U.S. Classification315/111.21, 250/281, 315/111.41, 315/335, 313/618, 250/426, 313/231.31
International ClassificationH01J27/02, H05H1/22, H01J1/02, H01J27/08, H01J1/13
Cooperative ClassificationH01J27/08, H01J1/025
European ClassificationH01J1/02A, H01J27/08
Legal Events
DateCodeEventDescription
Apr 7, 1982ASAssignment
Owner name: TOKYO SHIBAURA DENKI KABUSHIKI KAISHA, 72 HORIKAWA

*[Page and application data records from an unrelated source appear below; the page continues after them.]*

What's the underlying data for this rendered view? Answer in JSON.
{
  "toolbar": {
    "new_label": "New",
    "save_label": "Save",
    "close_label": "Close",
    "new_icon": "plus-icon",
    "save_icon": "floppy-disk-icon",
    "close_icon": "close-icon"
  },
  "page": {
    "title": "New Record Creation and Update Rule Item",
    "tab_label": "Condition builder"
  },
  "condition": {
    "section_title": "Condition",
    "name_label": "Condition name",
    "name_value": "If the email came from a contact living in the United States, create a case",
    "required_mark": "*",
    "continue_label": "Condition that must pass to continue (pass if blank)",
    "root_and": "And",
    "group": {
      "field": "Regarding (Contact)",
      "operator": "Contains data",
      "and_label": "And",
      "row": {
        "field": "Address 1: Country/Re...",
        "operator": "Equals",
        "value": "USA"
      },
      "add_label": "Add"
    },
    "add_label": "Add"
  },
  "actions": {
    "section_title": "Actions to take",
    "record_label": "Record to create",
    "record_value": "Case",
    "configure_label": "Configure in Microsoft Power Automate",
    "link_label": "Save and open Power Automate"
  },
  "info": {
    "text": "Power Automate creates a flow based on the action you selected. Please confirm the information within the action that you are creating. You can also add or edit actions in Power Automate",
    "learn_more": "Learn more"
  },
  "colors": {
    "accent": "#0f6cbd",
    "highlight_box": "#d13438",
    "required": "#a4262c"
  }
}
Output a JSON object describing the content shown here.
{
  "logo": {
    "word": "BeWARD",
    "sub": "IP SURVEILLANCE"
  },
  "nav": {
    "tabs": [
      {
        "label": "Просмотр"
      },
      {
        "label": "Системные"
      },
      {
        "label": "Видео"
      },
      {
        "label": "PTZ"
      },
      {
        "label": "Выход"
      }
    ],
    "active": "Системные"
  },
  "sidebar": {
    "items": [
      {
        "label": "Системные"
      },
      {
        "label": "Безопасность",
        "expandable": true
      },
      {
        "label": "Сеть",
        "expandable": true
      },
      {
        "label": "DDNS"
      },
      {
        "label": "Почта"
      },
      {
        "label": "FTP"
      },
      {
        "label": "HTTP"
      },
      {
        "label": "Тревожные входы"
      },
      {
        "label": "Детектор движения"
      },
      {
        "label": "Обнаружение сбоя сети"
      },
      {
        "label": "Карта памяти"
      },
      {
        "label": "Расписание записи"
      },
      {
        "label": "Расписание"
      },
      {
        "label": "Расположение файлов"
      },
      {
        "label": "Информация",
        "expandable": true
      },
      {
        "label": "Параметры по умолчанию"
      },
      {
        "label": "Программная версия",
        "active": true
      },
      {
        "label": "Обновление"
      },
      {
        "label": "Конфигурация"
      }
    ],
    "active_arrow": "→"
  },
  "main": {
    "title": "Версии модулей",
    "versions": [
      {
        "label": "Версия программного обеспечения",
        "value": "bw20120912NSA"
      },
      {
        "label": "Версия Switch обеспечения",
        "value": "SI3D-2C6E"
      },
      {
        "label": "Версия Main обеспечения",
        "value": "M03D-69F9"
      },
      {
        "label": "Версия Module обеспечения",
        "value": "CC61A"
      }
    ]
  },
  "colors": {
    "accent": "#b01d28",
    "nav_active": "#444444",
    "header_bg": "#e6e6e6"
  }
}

Free format text: ASSIGNMENT OF ASSIGNORS INTEREST.;ASSIGNORS:MORIMIYA, OSAMI;SUZUKI, SETSUO;MONMA, SHIGEKI;REEL/FRAME:003966/0930
Effective date: 19801007